TASK DESCRIPTION
Copy each line of the data beneath in which the word "title" appears.

Web page and app entries

= = = =

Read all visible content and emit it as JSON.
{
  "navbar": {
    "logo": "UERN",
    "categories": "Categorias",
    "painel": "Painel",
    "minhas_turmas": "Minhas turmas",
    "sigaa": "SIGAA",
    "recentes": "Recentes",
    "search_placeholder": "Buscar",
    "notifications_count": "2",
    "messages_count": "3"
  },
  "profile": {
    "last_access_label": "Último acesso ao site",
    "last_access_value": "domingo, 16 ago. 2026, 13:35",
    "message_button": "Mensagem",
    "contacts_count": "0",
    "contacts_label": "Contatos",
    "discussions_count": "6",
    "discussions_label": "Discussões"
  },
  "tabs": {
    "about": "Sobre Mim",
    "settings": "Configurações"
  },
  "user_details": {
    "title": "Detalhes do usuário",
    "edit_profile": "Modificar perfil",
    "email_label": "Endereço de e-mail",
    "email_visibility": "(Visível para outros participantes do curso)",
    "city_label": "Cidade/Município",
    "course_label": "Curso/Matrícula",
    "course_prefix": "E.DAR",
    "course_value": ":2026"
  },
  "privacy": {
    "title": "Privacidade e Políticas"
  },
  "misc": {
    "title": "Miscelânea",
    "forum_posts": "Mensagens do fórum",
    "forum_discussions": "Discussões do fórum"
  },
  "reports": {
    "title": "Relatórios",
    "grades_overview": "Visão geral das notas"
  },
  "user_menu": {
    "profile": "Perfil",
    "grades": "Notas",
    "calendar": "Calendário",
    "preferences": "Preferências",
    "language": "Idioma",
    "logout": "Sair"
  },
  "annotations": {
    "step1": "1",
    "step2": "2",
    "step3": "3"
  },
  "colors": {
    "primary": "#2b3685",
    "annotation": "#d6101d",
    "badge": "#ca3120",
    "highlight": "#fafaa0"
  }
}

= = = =

REPLY
    "title": "Detalhes do usuário",
    "title": "Privacidade e Políticas"
    "title": "Miscelânea",
    "title": "Relatórios",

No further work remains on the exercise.